The current gender division of labor overwhelmingly attributes women with caregiving roles, regardless of whether they work outside the house or not. Such caregiving jobs are mostly invisible: they allow for the life of others in the family to continue mostly unchanged, regardless of unexpected events such as a child’s illness or a snow day. These kinds of jobs become visible only when there’s a snag in the ‘system’ that prevents it from functioning, like when a mother is sick and the fridge is suddenly empty. (At this point, I imagine many women nodding their head, and many men closing the page). It is my belief that separating work life from family life contributes significantly to the stealthy nature of this phenomenon, and to the various gender gaps within workplaces.

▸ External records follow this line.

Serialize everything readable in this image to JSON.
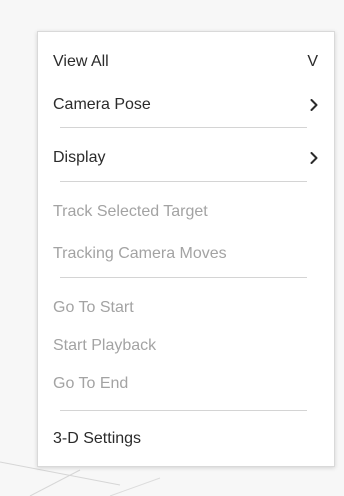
{
  "menu": {
    "items": [
      {
        "label": "View All",
        "shortcut": "V",
        "enabled": true
      },
      {
        "label": "Camera Pose",
        "submenu": true,
        "enabled": true
      },
      {
        "label": "Display",
        "submenu": true,
        "enabled": true
      },
      {
        "label": "Track Selected Target",
        "enabled": false
      },
      {
        "label": "Tracking Camera Moves",
        "enabled": false
      },
      {
        "label": "Go To Start",
        "enabled": false
      },
      {
        "label": "Start Playback",
        "enabled": false
      },
      {
        "label": "Go To End",
        "enabled": false
      },
      {
        "label": "3-D Settings",
        "enabled": true
      }
    ]
  },
  "colors": {
    "enabled_text": "#2b2b2b",
    "disabled_text": "#a3a3a3",
    "menu_background": "#ffffff",
    "separator": "#d4d4d4",
    "canvas_background": "#f7f7f7"
  }
}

I know some working women who have no problem telling their bosses that they have to get off a conference call because their child needs their immediate attention. I know many women who go through life changing events and do not disclose it to anyone in their work place fearing it will be used against them.
If you’re saying to yourself that this is the nature of business, that this is how it works, you are proving my point. Pretending not to have a family life does not make them go away. It does not make you a better worker, a better boss or a better parent. It makes you miserable.
Moreover, this non-spilling of personal into professional is one sided – at the same time the personal is being further and further segregated from the professional , the professional seems to spillover more and more into the personal, making our time ‘off work’ exceedingly infinitesimal. If you think this is a women’s issue only, you are wrong. The stealthy nature of women’s caregiving roles misleadingly points to that, but the stark reality is that eventually, women’s issues are family issues, and community issues, and society issues and political issues. Just think of what happens in your family when Mom is sick.
The personal is political. And when the personal is hidden from sight it is a reflection of the political forces that govern what is sightly and what is not. It is not necessarily a reflection of what is best or true. Currently, these governing forces have some common attributes, none of which include being a woman or a mother. One only needs to reflect on recent congress hearing about women’s issues to realize just how deeply the personal and political are intermingled.